Records for this exercise section start
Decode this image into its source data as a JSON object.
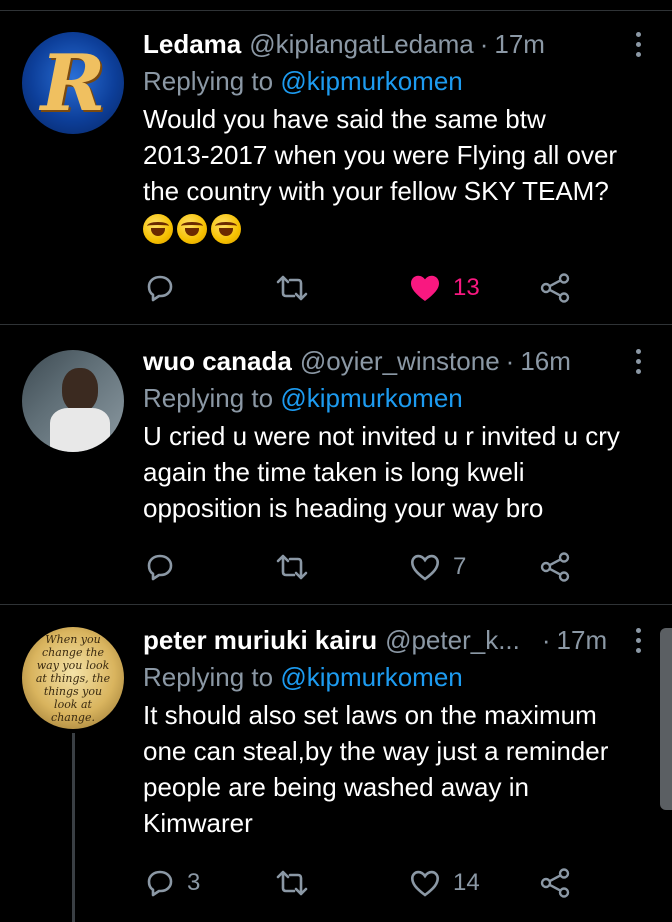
{
  "colors": {
    "background": "#000000",
    "divider": "#2f3336",
    "secondary_text": "#8b98a5",
    "link": "#1d9bf0",
    "like_active": "#f91880"
  },
  "tweets": [
    {
      "display_name": "Ledama",
      "handle": "@kiplangatLedama",
      "time": "17m",
      "replying_prefix": "Replying to",
      "replying_to": "@kipmurkomen",
      "body_lines": [
        "Would you have said the same btw",
        "2013-2017 when you were Flying all over",
        "the country with your fellow SKY TEAM?"
      ],
      "emoji": [
        "rolling-on-floor-laughing",
        "rolling-on-floor-laughing",
        "rolling-on-floor-laughing"
      ],
      "avatar_icon": "letter-r-logo",
      "avatar_letter": "R",
      "reply_count": "",
      "retweet_count": "",
      "like_count": "13",
      "liked": true
    },
    {
      "display_name": "wuo canada",
      "handle": "@oyier_winstone",
      "time": "16m",
      "replying_prefix": "Replying to",
      "replying_to": "@kipmurkomen",
      "body_lines": [
        "U cried u were not invited u r invited u cry",
        "again the time taken is long kweli",
        "opposition is heading your way bro"
      ],
      "avatar_icon": "profile-photo",
      "reply_count": "",
      "retweet_count": "",
      "like_count": "7",
      "liked": false
    },
    {
      "display_name": "peter muriuki kairu",
      "handle": "@peter_k...",
      "time": "17m",
      "replying_prefix": "Replying to",
      "replying_to": "@kipmurkomen",
      "body_lines": [
        "It should also set laws on the maximum",
        "one can steal,by the way just a reminder",
        "people are being washed away in",
        "Kimwarer"
      ],
      "avatar_icon": "quote-image",
      "avatar_quote": "When you change the way you look at things, the things you look at change.",
      "reply_count": "3",
      "retweet_count": "",
      "like_count": "14",
      "liked": false
    }
  ]
}
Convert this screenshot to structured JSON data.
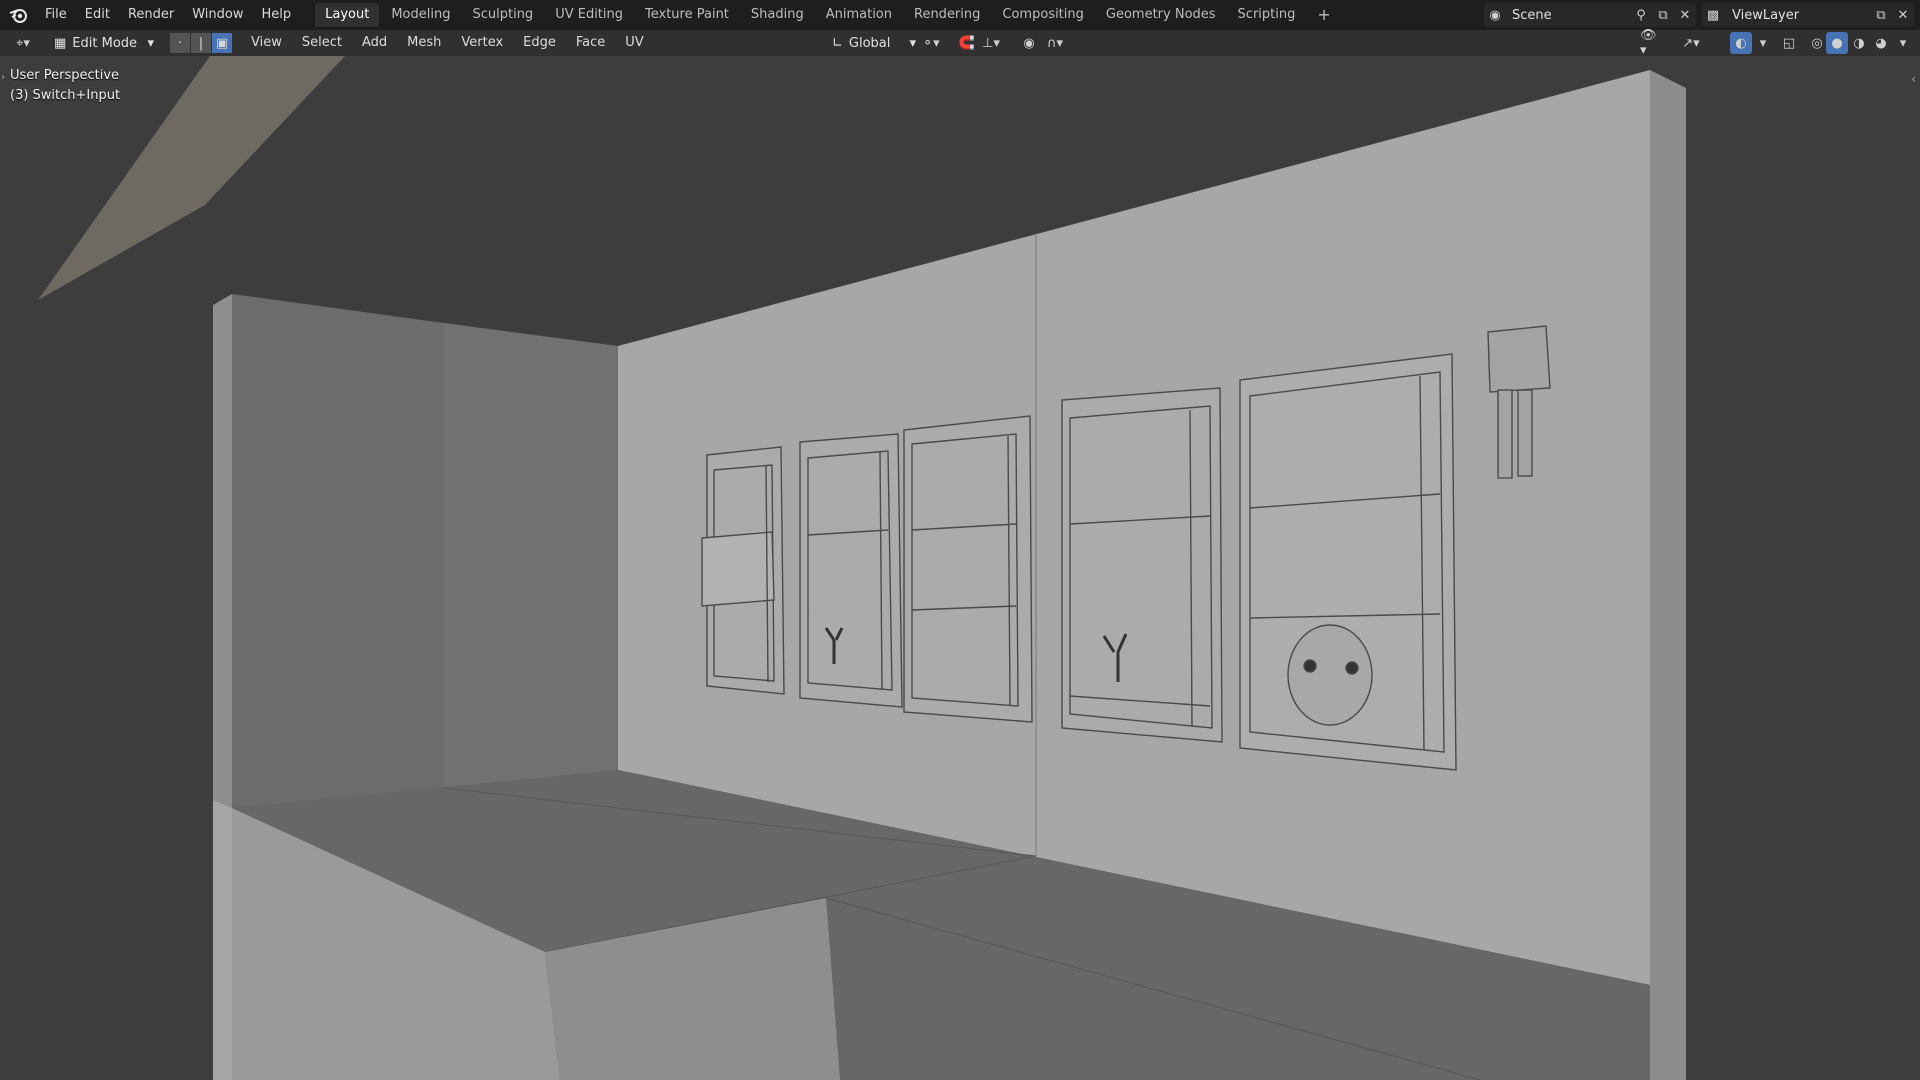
{
  "topbar": {
    "menus": [
      "File",
      "Edit",
      "Render",
      "Window",
      "Help"
    ],
    "workspaces": [
      "Layout",
      "Modeling",
      "Sculpting",
      "UV Editing",
      "Texture Paint",
      "Shading",
      "Animation",
      "Rendering",
      "Compositing",
      "Geometry Nodes",
      "Scripting"
    ],
    "active_workspace": "Layout",
    "add_tab": "+",
    "scene_name": "Scene",
    "view_layer_name": "ViewLayer"
  },
  "header": {
    "mode": "Edit Mode",
    "menus": [
      "View",
      "Select",
      "Add",
      "Mesh",
      "Vertex",
      "Edge",
      "Face",
      "UV"
    ],
    "transform_orientation": "Global"
  },
  "viewport": {
    "perspective_label": "User Perspective",
    "object_label": "(3) Switch+Input"
  },
  "colors": {
    "topbar_bg": "#1e1e1e",
    "header_bg": "#303030",
    "viewport_bg": "#3d3d3d",
    "accent": "#4772b3"
  }
}
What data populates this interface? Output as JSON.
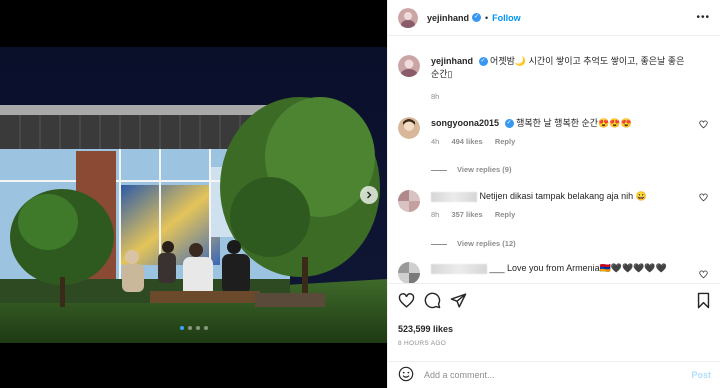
{
  "post": {
    "username": "yejinhand",
    "follow_label": "Follow",
    "separator": "•",
    "more": "•••",
    "caption": "어젯밤🌙 시간이 쌓이고 추억도 쌓이고, 좋은날 좋은 순간▯",
    "caption_time": "8h",
    "likes": "523,599 likes",
    "time_ago": "8 HOURS AGO",
    "carousel_dots": 4,
    "carousel_active": 0
  },
  "comments": [
    {
      "username": "songyoona2015",
      "verified": true,
      "text": "행복한 날 행복한 순간😍😍😍",
      "time": "4h",
      "likes": "494 likes",
      "reply_label": "Reply",
      "view_replies": "View replies (9)"
    },
    {
      "username": "",
      "text": "Netijen dikasi tampak belakang aja nih 😀",
      "time": "8h",
      "likes": "357 likes",
      "reply_label": "Reply",
      "view_replies": "View replies (12)"
    },
    {
      "username": "",
      "text": "___ Love you from Armenia🇦🇲🖤🖤🖤🖤🖤"
    }
  ],
  "composer": {
    "placeholder": "Add a comment...",
    "post_label": "Post"
  },
  "icons": {
    "like": "heart-icon",
    "comment": "comment-icon",
    "share": "share-icon",
    "save": "bookmark-icon",
    "emoji": "emoji-icon",
    "next": "chevron-right-icon"
  },
  "colors": {
    "accent": "#0095f6",
    "verified": "#3897f0",
    "muted": "#8e8e8e"
  }
}
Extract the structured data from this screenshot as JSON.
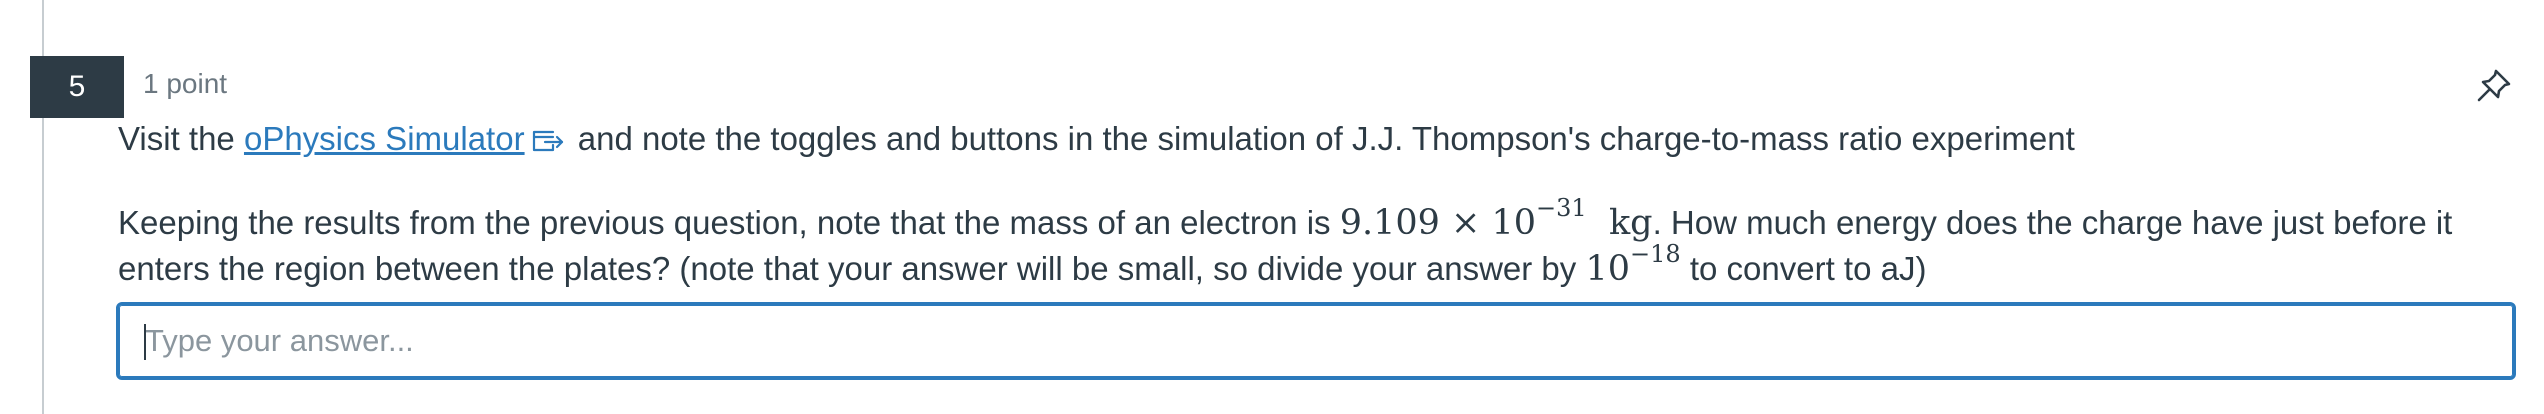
{
  "question": {
    "number": "5",
    "points": "1 point",
    "pin_icon": "pin-icon",
    "line1": {
      "prefix": "Visit the ",
      "link_text": "oPhysics Simulator",
      "link_icon": "external-link-icon",
      "suffix": " and note the toggles and buttons in the simulation of J.J. Thompson's charge-to-mass ratio experiment"
    },
    "body": {
      "part1": "Keeping the results from the previous question, note that the mass of an electron is ",
      "mass_mantissa": "9.109 × 10",
      "mass_exponent": "−31",
      "mass_unit": "kg",
      "part2": ". How much energy does the charge have just before it enters the region between the plates? (note that your answer will be small, so divide your answer by ",
      "divisor_base": "10",
      "divisor_exponent": "−18",
      "part3": " to convert to aJ)"
    },
    "answer": {
      "placeholder": "Type your answer...",
      "value": ""
    }
  },
  "colors": {
    "number_bg": "#2d3b45",
    "text": "#2d3b45",
    "muted": "#6b7780",
    "link": "#2b7abc",
    "focus_border": "#2b7abc"
  }
}
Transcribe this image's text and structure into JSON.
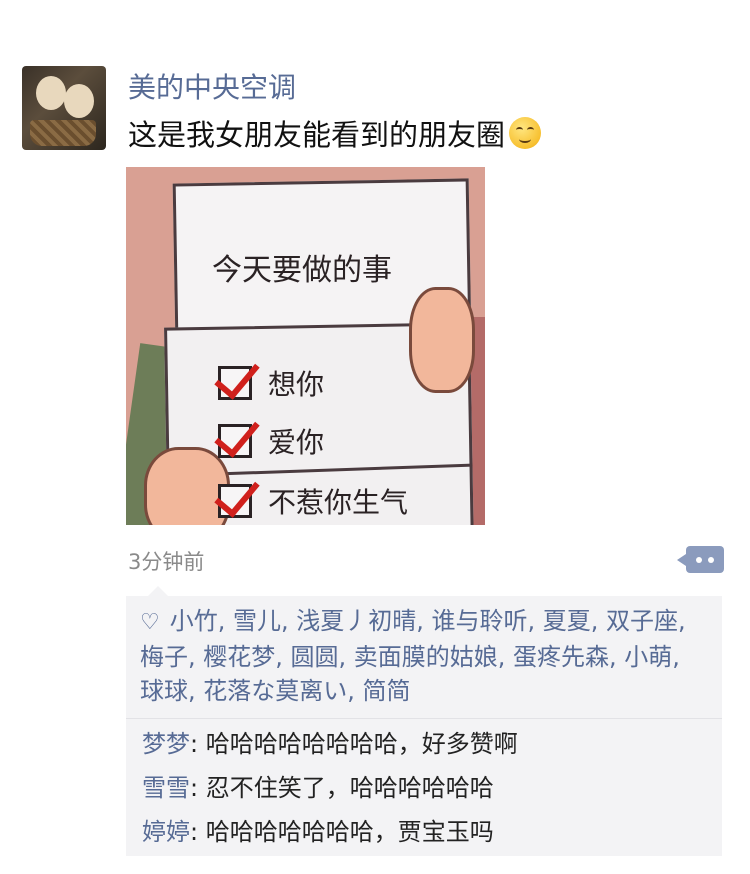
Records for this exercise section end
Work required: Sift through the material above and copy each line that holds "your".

Solution:
        "the country with your fellow SKY TEAM?"
        "opposition is heading your way bro"
      "part2": ". How much energy does the charge have just before it enters the region between the plates? (note that your answer will be small, so divide your answer by ",
      "placeholder": "Type your answer...",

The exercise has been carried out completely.